As I discussed previously, for the past couple of ill-timed winter weeks, Ash has been pushing his shirt-sleeves up to his elbows, his pant-legs up to his knees, and, at fewer points during the day, also his shirts up to his ribcage. It doesn’t matter how tight or loose the fabric is, or what the texture is. I assumed, for lack of anything more frustration-relieving to do, that this was due to Ash entering a period when those parts of his body were tactile-hypersensitive, and the feeling of fabric on those areas of skin was annoying, irritating, perhaps even painful. It’s so often hard to tell, with him….even FOR him. Ash had been having bouts of audio and tactile hypersensitivity in general, recently*, so this particular pattern wasn’t exactly out of place in the phase.
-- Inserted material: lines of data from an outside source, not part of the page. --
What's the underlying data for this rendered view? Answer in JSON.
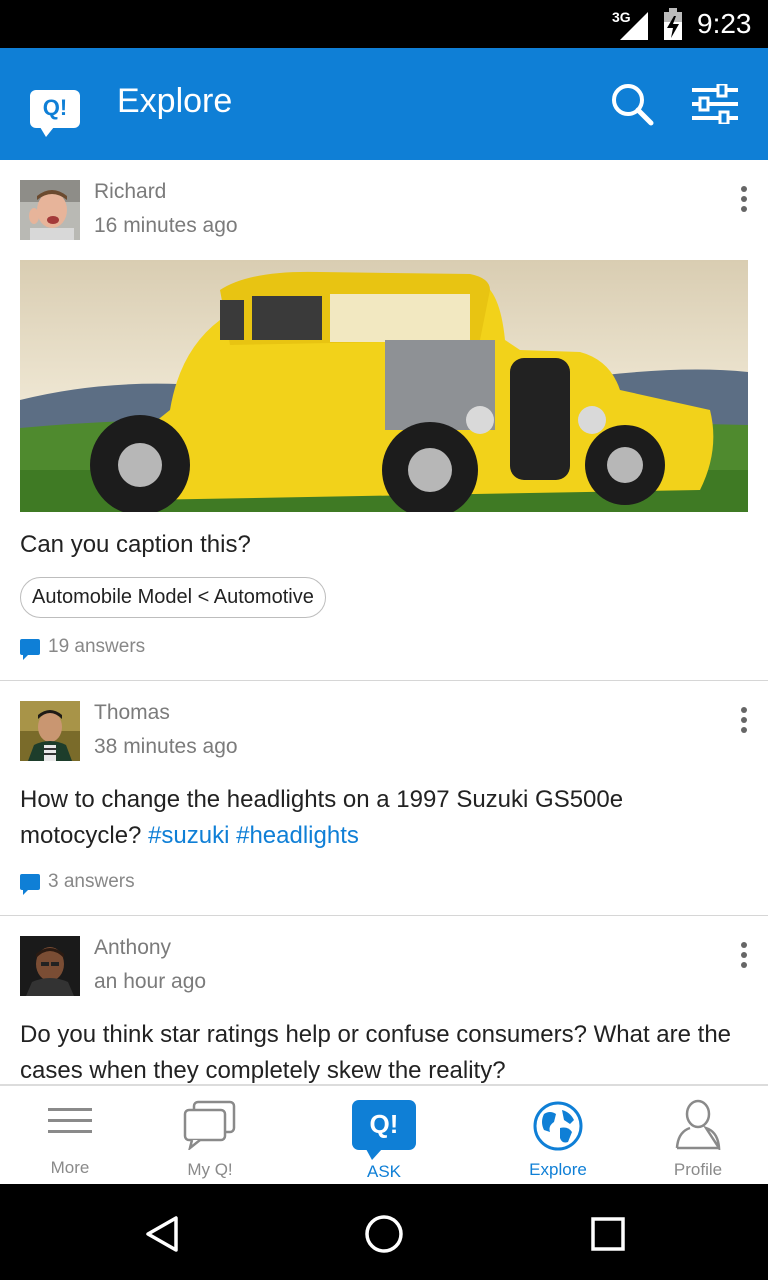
{
  "status_bar": {
    "network": "3G",
    "time": "9:23"
  },
  "app_bar": {
    "logo_text": "Q!",
    "title": "Explore"
  },
  "posts": [
    {
      "author": "Richard",
      "time": "16 minutes ago",
      "question": "Can you caption this?",
      "tag": "Automobile Model < Automotive",
      "answers": "19 answers"
    },
    {
      "author": "Thomas",
      "time": "38 minutes ago",
      "question_text": "How to change the headlights on a 1997 Suzuki GS500e motocycle?",
      "hashtags": [
        "#suzuki",
        "#headlights"
      ],
      "answers": "3 answers"
    },
    {
      "author": "Anthony",
      "time": "an hour ago",
      "question": "Do you think star ratings help or confuse consumers? What are the cases when they completely skew the reality?"
    }
  ],
  "bottom_nav": {
    "items": [
      {
        "label": "More",
        "icon": "menu-icon"
      },
      {
        "label": "My Q!",
        "icon": "chat-bubbles-icon"
      },
      {
        "label": "ASK",
        "icon": "ask-q-icon",
        "button_text": "Q!"
      },
      {
        "label": "Explore",
        "icon": "globe-icon",
        "active": true
      },
      {
        "label": "Profile",
        "icon": "person-icon"
      }
    ]
  },
  "colors": {
    "primary": "#0f7fd6",
    "muted_text": "#7b7b7b",
    "body_text": "#222222"
  }
}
* We have had to try getting into the habit of him telling us what our voices sound like to him / asking us what our voices are supposed to sound like / us telling him what our voices are supposed to sound like / him telling us what volume he needs us to speak at, if we’re not trying to yell, if things seem amiss once they reach his ears….so that he doesn’t think we’re shouting at him when we’re just speaking at a normal, low volume, and wonder why we’re upset. We have also had to adopt a new policy when it comes to hugs.
I’ve tried asking him why he was pushing his clothes up, why it was better to feel colder than to have clothes in those places. He always did something like say, “Oh! Oh! My knees are cold, you are RIGHT!”….and then he’d pull his pant-legs down, and two seconds later hike them back up.
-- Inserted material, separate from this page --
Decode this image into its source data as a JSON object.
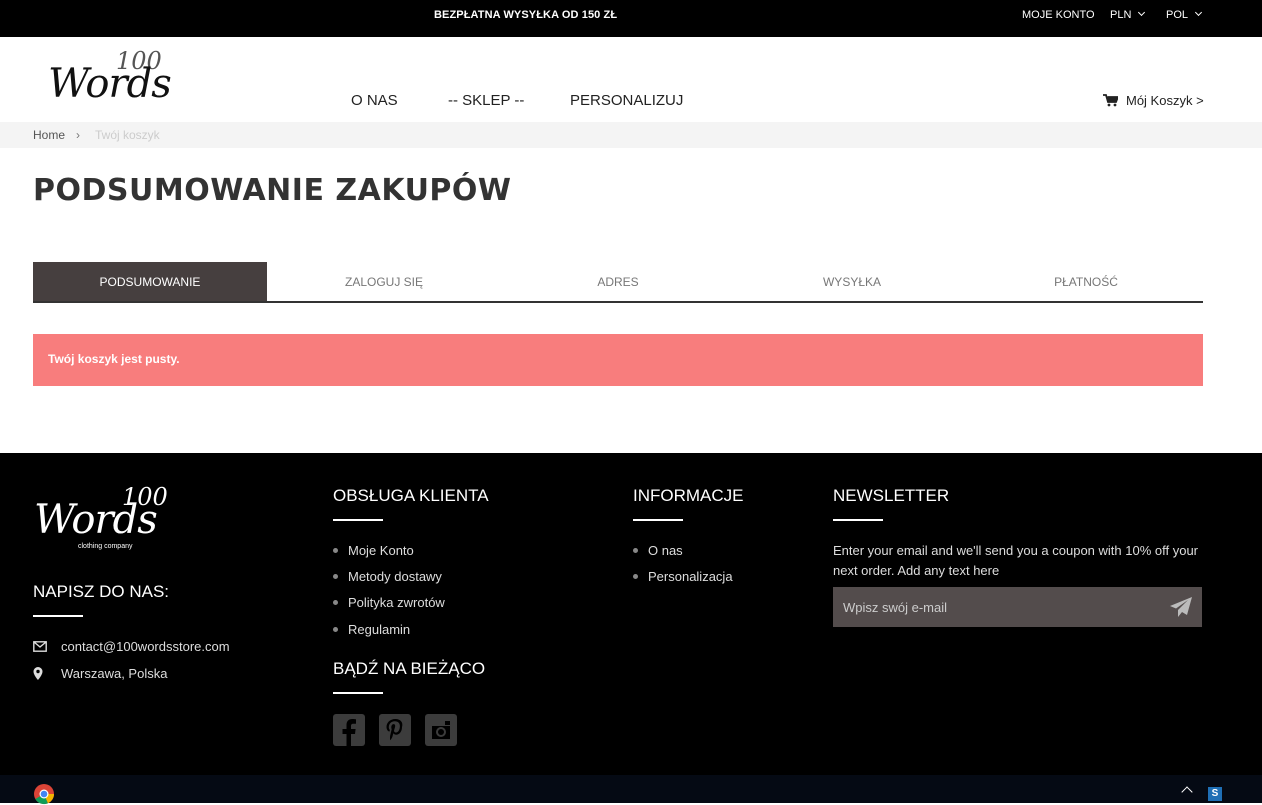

Tonight, I got a little further.
How he answered: “It was too distracting, so I had to make it the right size for the arms and legs and tummy parts that have to move for a hard time.”
Translation: I have to push the clothes up until they fall at the right length to not make more difficult, through the distracting feeling of them on my skin, my efforts at controlling the movement of my arms/hands, legs/feet and tummy/waist/hips.
Ok then. He is recognizing a sensory challenge, and coming up with a way to cope with it. It might not be the most weather-appropriate or socially inconspicuous coping mechanism, but I am still impressed.